Data provided.

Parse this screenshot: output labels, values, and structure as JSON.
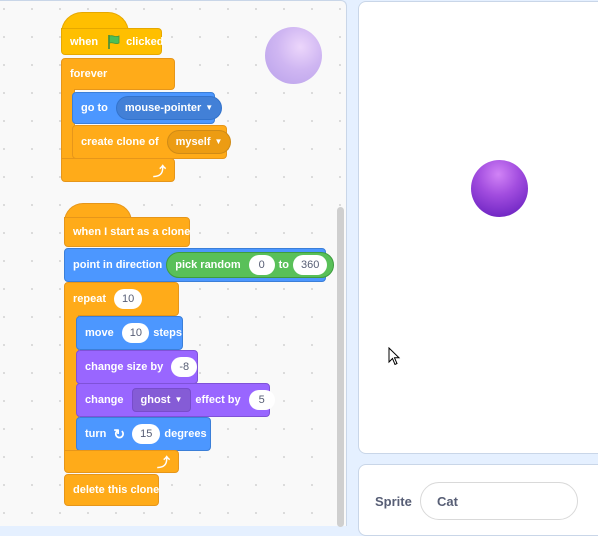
{
  "scripts": {
    "script1": {
      "hat": {
        "label_when": "when",
        "flag_icon": "green-flag",
        "label_clicked": "clicked"
      },
      "forever": {
        "label": "forever"
      },
      "goto": {
        "label": "go to",
        "target": "mouse-pointer"
      },
      "create_clone": {
        "label": "create clone of",
        "target": "myself"
      }
    },
    "script2": {
      "hat": {
        "label": "when I start as a clone"
      },
      "point": {
        "label": "point in direction",
        "op_label": "pick random",
        "from": "0",
        "to_label": "to",
        "to": "360"
      },
      "repeat": {
        "label": "repeat",
        "count": "10"
      },
      "move": {
        "label": "move",
        "steps": "10",
        "suffix": "steps"
      },
      "change_size": {
        "label": "change size by",
        "value": "-8"
      },
      "change_effect": {
        "label": "change",
        "effect": "ghost",
        "mid": "effect by",
        "value": "5"
      },
      "turn": {
        "label": "turn",
        "icon": "rotate-clockwise",
        "value": "15",
        "suffix": "degrees"
      },
      "delete": {
        "label": "delete this clone"
      }
    }
  },
  "sprite_panel": {
    "label": "Sprite",
    "name": "Cat"
  },
  "colors": {
    "events": "#ffbf00",
    "control": "#ffab19",
    "motion": "#4c97ff",
    "looks": "#9966ff",
    "operators": "#59c059"
  }
}
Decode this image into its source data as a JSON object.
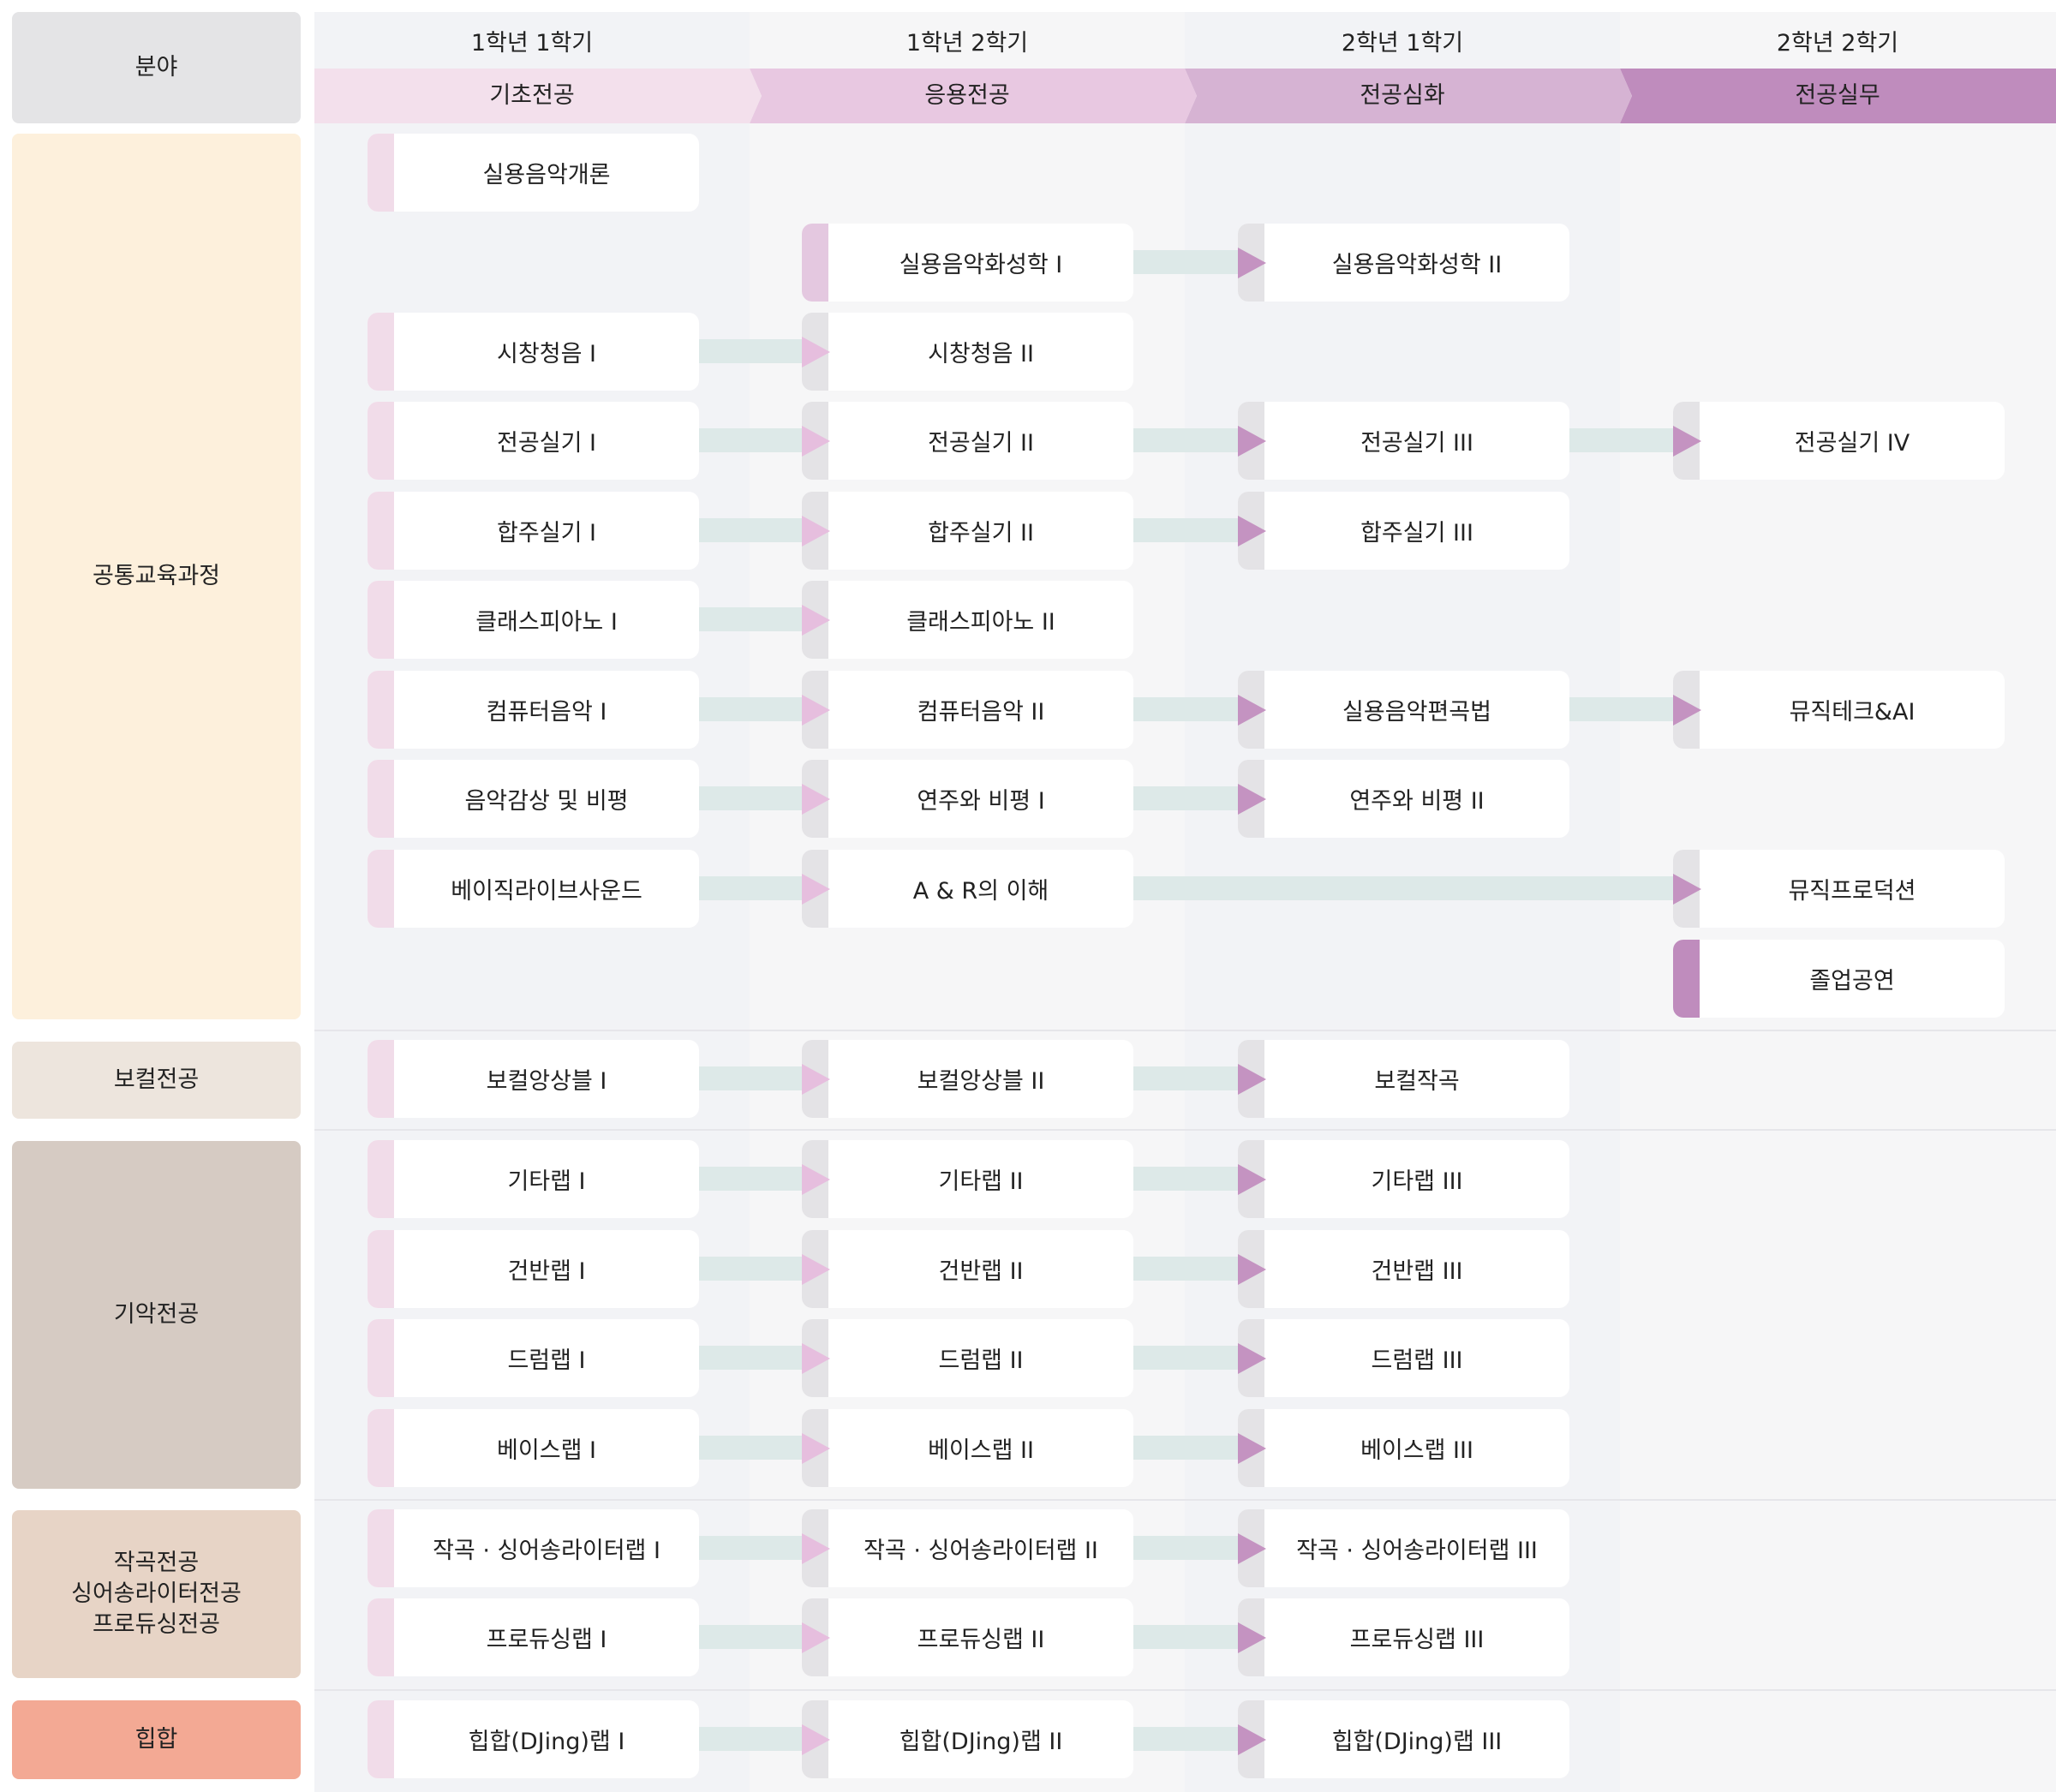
{
  "header": {
    "category_label": "분야",
    "semesters": [
      "1학년 1학기",
      "1학년 2학기",
      "2학년 1학기",
      "2학년 2학기"
    ],
    "stages": [
      "기초전공",
      "응용전공",
      "전공심화",
      "전공실무"
    ]
  },
  "colors": {
    "stage_bars": [
      "#f3e0ec",
      "#e8c8e1",
      "#d6b3d3",
      "#bf8cbd"
    ],
    "connector": "#dde9e8",
    "arrow_light": "#e6bede",
    "arrow_dark": "#c493c1"
  },
  "categories": [
    {
      "label": "공통교육과정",
      "color": "#fdf0dc"
    },
    {
      "label": "보컬전공",
      "color": "#ede5dd"
    },
    {
      "label": "기악전공",
      "color": "#d6cbc3"
    },
    {
      "label": "작곡전공\n싱어송라이터전공\n프로듀싱전공",
      "color": "#e7d4c6"
    },
    {
      "label": "힙합",
      "color": "#f3a994"
    }
  ],
  "rows": [
    [
      "실용음악개론",
      "",
      "",
      ""
    ],
    [
      "",
      "실용음악화성학 I",
      "실용음악화성학 II",
      ""
    ],
    [
      "시창청음 I",
      "시창청음 II",
      "",
      ""
    ],
    [
      "전공실기 I",
      "전공실기 II",
      "전공실기 III",
      "전공실기 IV"
    ],
    [
      "합주실기 I",
      "합주실기 II",
      "합주실기 III",
      ""
    ],
    [
      "클래스피아노 I",
      "클래스피아노 II",
      "",
      ""
    ],
    [
      "컴퓨터음악 I",
      "컴퓨터음악 II",
      "실용음악편곡법",
      "뮤직테크&AI"
    ],
    [
      "음악감상 및 비평",
      "연주와 비평 I",
      "연주와 비평 II",
      ""
    ],
    [
      "베이직라이브사운드",
      "A & R의 이해",
      "",
      "뮤직프로덕션"
    ],
    [
      "",
      "",
      "",
      "졸업공연"
    ],
    [
      "보컬앙상블 I",
      "보컬앙상블 II",
      "보컬작곡",
      ""
    ],
    [
      "기타랩 I",
      "기타랩 II",
      "기타랩 III",
      ""
    ],
    [
      "건반랩 I",
      "건반랩 II",
      "건반랩 III",
      ""
    ],
    [
      "드럼랩 I",
      "드럼랩 II",
      "드럼랩 III",
      ""
    ],
    [
      "베이스랩 I",
      "베이스랩 II",
      "베이스랩 III",
      ""
    ],
    [
      "작곡 · 싱어송라이터랩 I",
      "작곡 · 싱어송라이터랩 II",
      "작곡 · 싱어송라이터랩 III",
      ""
    ],
    [
      "프로듀싱랩 I",
      "프로듀싱랩 II",
      "프로듀싱랩 III",
      ""
    ],
    [
      "힙합(DJing)랩 I",
      "힙합(DJing)랩 II",
      "힙합(DJing)랩 III",
      ""
    ]
  ]
}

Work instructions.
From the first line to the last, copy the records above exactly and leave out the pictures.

Output.
Parse this screenshot: output labels, values, and structure as JSON.
{
  "scripts": {
    "script1": {
      "hat": {
        "label_when": "when",
        "flag_icon": "green-flag",
        "label_clicked": "clicked"
      },
      "forever": {
        "label": "forever"
      },
      "goto": {
        "label": "go to",
        "target": "mouse-pointer"
      },
      "create_clone": {
        "label": "create clone of",
        "target": "myself"
      }
    },
    "script2": {
      "hat": {
        "label": "when I start as a clone"
      },
      "point": {
        "label": "point in direction",
        "op_label": "pick random",
        "from": "0",
        "to_label": "to",
        "to": "360"
      },
      "repeat": {
        "label": "repeat",
        "count": "10"
      },
      "move": {
        "label": "move",
        "steps": "10",
        "suffix": "steps"
      },
      "change_size": {
        "label": "change size by",
        "value": "-8"
      },
      "change_effect": {
        "label": "change",
        "effect": "ghost",
        "mid": "effect by",
        "value": "5"
      },
      "turn": {
        "label": "turn",
        "icon": "rotate-clockwise",
        "value": "15",
        "suffix": "degrees"
      },
      "delete": {
        "label": "delete this clone"
      }
    }
  },
  "sprite_panel": {
    "label": "Sprite",
    "name": "Cat"
  },
  "colors": {
    "events": "#ffbf00",
    "control": "#ffab19",
    "motion": "#4c97ff",
    "looks": "#9966ff",
    "operators": "#59c059"
  }
}
Decode this image into its source data as a JSON object.
{
  "header": {
    "category_label": "분야",
    "semesters": [
      "1학년 1학기",
      "1학년 2학기",
      "2학년 1학기",
      "2학년 2학기"
    ],
    "stages": [
      "기초전공",
      "응용전공",
      "전공심화",
      "전공실무"
    ]
  },
  "colors": {
    "stage_bars": [
      "#f3e0ec",
      "#e8c8e1",
      "#d6b3d3",
      "#bf8cbd"
    ],
    "connector": "#dde9e8",
    "arrow_light": "#e6bede",
    "arrow_dark": "#c493c1"
  },
  "categories": [
    {
      "label": "공통교육과정",
      "color": "#fdf0dc"
    },
    {
      "label": "보컬전공",
      "color": "#ede5dd"
    },
    {
      "label": "기악전공",
      "color": "#d6cbc3"
    },
    {
      "label": "작곡전공\n싱어송라이터전공\n프로듀싱전공",
      "color": "#e7d4c6"
    },
    {
      "label": "힙합",
      "color": "#f3a994"
    }
  ],
  "rows": [
    [
      "실용음악개론",
      "",
      "",
      ""
    ],
    [
      "",
      "실용음악화성학 I",
      "실용음악화성학 II",
      ""
    ],
    [
      "시창청음 I",
      "시창청음 II",
      "",
      ""
    ],
    [
      "전공실기 I",
      "전공실기 II",
      "전공실기 III",
      "전공실기 IV"
    ],
    [
      "합주실기 I",
      "합주실기 II",
      "합주실기 III",
      ""
    ],
    [
      "클래스피아노 I",
      "클래스피아노 II",
      "",
      ""
    ],
    [
      "컴퓨터음악 I",
      "컴퓨터음악 II",
      "실용음악편곡법",
      "뮤직테크&AI"
    ],
    [
      "음악감상 및 비평",
      "연주와 비평 I",
      "연주와 비평 II",
      ""
    ],
    [
      "베이직라이브사운드",
      "A & R의 이해",
      "",
      "뮤직프로덕션"
    ],
    [
      "",
      "",
      "",
      "졸업공연"
    ],
    [
      "보컬앙상블 I",
      "보컬앙상블 II",
      "보컬작곡",
      ""
    ],
    [
      "기타랩 I",
      "기타랩 II",
      "기타랩 III",
      ""
    ],
    [
      "건반랩 I",
      "건반랩 II",
      "건반랩 III",
      ""
    ],
    [
      "드럼랩 I",
      "드럼랩 II",
      "드럼랩 III",
      ""
    ],
    [
      "베이스랩 I",
      "베이스랩 II",
      "베이스랩 III",
      ""
    ],
    [
      "작곡 · 싱어송라이터랩 I",
      "작곡 · 싱어송라이터랩 II",
      "작곡 · 싱어송라이터랩 III",
      ""
    ],
    [
      "프로듀싱랩 I",
      "프로듀싱랩 II",
      "프로듀싱랩 III",
      ""
    ],
    [
      "힙합(DJing)랩 I",
      "힙합(DJing)랩 II",
      "힙합(DJing)랩 III",
      ""
    ]
  ]
}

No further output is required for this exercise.